Along with precipitation amounts, the number of days with precipitation in a month or a year is also a significant climatic index. Plants are sensitive to whether a given precipitation amount falls all at once during just a few days, or it rains often and the amount is distributed comparatively evenly throughout a month. For instance, even one great downpour in a prairie area in summer has little ability to improve an arid situation.

By employing a data set of precipitation amounts and a number of days, one can calculate an accumulated precipitation amount for any region during a specific period of time.

Accumulated temperature data for agriculture

Accumulated temperature data for agriculture

Temperature, and especially accumulated temperature, is an important factor and plays a fundamental role in agricultural productivity. Plants and insects develop in accordance with the temperature. The warmer the weather, the faster they grow and reproduce; the colder it is, the more slowly these processes go.

All species have a biological minimum temperature level, below which development does not take place at all. When the temperature of the environment begins to exceed this minimum level, it gives a start to growth and reproduction. The value of this basic temperature (or a development threshold) has a crucial significance, and it differs between species of plants and insects.

Accumulated temperature (AT) represents an integrated excess or lack of temperature in relation to a fixed starting point. This index is calculated as the sum of the average daily temperatures of air and soil, above a chosen threshold of 0°C, 5°C or 10°C, or a biological minimum temperature level.

Basically, this is a way of including temperature and time into one dimension for quantitative evaluation of the speed of growth of plants and insects. Usually the index of accumulated temperature data is used to create models of crop growth.

In the near future, we will introduce our new API for accumulated temperature data. It will be based on historical data, and will be focused primarily on users in the agricultural sector.

We are happy to announce significant improvements in one of our products – API for UV-index

We are happy to announce significant improvements in one of our products – API for UV-index

We are happy to announce that one of our products – API for UV-index – has been significantly improved.

  • Now, as well as current and historical data, you can also get UVI forecasts for periods of 8 days.
  • The syntax has been made considerably easier: it has become clearer and more unified, like other API versions.
  • There is a new feature to request data for any geographic coordinates without limits on accuracy.
  • The accuracy level of the UVI modelled data has been doubled (the interpolation grid step has been reduced from 0.5 to 0.25 degrees).  
  • Soon, searching by city/town name, city/town ID and postal/ZIP code will be available.

You can find the instructions for the updated version at http://openweathermap.org/api/uvi.

Access to the UV-index data will be available for all our plans. For more information on our plans, please visit http://openweathermap.org/price.

The previous version of the API (http://openweathermap.org/api/old-uvi) will soon be announced as deprecated, and no further support will then be provided for this version.

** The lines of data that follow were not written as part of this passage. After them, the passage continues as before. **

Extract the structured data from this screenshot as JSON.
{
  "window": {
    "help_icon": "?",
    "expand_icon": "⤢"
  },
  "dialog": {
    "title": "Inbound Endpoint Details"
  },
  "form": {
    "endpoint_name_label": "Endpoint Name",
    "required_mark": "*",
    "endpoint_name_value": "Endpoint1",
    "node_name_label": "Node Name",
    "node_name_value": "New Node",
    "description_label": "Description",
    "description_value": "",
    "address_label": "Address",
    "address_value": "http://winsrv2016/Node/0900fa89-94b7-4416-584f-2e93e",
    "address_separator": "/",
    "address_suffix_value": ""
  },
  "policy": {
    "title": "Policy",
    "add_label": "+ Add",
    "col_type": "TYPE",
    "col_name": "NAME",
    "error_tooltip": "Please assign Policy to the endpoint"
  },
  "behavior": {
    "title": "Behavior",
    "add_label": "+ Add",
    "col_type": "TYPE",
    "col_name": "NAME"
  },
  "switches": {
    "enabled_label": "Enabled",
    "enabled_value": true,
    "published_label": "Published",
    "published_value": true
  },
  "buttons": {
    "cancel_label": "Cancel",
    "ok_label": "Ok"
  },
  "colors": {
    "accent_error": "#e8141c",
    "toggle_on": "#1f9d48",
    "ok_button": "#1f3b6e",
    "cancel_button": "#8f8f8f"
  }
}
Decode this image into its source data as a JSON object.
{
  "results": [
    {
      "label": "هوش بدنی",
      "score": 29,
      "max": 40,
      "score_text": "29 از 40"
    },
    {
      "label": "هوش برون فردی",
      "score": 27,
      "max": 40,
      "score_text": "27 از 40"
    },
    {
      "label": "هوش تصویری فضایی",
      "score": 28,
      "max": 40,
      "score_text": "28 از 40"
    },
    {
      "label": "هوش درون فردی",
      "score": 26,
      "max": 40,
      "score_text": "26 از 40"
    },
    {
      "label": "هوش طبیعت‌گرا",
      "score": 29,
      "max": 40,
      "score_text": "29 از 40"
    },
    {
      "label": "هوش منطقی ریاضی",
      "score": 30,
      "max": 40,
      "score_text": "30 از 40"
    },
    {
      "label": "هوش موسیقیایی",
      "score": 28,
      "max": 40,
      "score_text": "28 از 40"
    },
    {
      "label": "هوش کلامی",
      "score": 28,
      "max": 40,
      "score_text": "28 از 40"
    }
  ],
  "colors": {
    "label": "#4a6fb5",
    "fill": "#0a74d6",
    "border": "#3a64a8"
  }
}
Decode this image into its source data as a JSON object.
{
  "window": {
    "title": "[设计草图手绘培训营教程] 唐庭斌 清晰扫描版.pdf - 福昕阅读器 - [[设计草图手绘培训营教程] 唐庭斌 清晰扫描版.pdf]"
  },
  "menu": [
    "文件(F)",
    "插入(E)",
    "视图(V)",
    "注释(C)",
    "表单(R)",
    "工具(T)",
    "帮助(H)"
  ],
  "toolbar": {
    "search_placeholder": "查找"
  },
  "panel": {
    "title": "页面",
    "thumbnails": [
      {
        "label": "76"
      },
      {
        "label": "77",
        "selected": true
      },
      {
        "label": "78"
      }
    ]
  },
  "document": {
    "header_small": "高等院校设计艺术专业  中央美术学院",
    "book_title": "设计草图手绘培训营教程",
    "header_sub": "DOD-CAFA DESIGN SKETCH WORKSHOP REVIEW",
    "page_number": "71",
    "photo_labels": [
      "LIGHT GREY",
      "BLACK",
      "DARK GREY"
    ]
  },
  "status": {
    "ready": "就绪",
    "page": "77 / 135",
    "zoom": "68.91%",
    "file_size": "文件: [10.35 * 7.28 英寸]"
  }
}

We have extended the list of supported languages for weather conditions

We have extended the list of supported languages for weather conditions

Do you want to receive weather data in your language? We have extended the list of supported languages for weather conditions.

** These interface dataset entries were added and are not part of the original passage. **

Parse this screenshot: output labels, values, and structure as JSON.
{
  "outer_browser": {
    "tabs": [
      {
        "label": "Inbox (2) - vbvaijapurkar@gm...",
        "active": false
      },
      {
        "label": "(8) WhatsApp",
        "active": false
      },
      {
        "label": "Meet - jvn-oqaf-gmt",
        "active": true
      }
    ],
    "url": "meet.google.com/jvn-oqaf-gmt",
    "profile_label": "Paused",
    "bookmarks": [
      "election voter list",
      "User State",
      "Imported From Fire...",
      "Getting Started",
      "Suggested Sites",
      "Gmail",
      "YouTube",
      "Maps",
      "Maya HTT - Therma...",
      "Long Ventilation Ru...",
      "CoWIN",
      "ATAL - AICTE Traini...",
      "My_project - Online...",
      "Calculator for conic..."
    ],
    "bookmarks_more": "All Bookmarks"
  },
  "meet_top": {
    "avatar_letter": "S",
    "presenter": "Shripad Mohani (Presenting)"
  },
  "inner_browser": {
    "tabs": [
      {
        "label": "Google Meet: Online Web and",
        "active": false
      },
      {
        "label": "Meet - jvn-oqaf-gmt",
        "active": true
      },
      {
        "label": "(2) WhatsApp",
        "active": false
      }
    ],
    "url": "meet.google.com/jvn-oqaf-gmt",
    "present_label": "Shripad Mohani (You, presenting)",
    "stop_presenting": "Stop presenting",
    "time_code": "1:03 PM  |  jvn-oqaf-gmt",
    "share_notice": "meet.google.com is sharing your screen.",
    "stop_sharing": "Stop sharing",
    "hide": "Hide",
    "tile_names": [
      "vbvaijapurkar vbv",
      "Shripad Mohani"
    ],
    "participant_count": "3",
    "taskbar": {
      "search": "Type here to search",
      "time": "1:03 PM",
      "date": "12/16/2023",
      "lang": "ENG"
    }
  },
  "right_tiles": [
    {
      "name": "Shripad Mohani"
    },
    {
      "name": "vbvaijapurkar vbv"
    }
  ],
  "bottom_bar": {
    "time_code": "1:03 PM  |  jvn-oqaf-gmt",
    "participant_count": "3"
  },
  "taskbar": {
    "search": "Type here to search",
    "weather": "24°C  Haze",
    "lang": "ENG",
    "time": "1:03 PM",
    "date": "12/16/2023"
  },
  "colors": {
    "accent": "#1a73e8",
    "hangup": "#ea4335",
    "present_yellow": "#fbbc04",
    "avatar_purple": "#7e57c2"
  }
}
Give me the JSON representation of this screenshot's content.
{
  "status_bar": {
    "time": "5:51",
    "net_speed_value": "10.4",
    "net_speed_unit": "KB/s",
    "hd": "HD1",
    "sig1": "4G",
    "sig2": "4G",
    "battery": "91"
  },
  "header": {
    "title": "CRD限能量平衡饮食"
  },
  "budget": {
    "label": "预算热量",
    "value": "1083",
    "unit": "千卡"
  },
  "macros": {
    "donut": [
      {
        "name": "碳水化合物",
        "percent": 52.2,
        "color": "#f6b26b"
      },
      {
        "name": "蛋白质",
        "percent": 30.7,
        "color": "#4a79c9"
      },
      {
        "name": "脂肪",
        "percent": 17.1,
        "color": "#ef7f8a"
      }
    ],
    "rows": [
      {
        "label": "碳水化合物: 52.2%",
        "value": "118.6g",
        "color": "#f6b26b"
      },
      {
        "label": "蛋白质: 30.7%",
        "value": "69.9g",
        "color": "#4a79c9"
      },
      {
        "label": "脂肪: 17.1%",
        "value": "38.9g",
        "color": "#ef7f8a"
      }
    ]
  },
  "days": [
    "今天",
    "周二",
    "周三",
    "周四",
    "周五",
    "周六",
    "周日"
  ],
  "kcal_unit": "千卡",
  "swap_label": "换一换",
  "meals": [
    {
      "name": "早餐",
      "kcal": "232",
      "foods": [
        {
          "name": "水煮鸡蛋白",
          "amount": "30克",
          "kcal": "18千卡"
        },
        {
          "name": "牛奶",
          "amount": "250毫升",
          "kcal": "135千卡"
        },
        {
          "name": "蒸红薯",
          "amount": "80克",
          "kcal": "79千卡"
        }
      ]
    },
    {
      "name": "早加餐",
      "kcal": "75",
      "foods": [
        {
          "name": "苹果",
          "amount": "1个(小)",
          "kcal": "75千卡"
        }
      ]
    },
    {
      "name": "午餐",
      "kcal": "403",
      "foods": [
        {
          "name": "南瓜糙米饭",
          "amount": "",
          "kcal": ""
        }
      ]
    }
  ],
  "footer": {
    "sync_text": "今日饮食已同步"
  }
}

Now the following languages are available in our API:

Arabic (ar); Czech (cz); Greek (el); Persian (Farsi) (fa); Galician (gl); Hungarian (hu); Japanese (ja); Korean (kr); Latvian (la); Lithuanian (lt); Macedonian (mk); Slovak (sk); Slovenian (sl); Vietnamese (vi).

We invite our users to test translations for weather conditions in different languages. We will be happy to extend our language support according to your wishes. If you have any questions or suggestions, please send them to https://openweathermap.desk.com/. The specification for all weather conditions is available here: http://openweathermap.org/weather-conditions.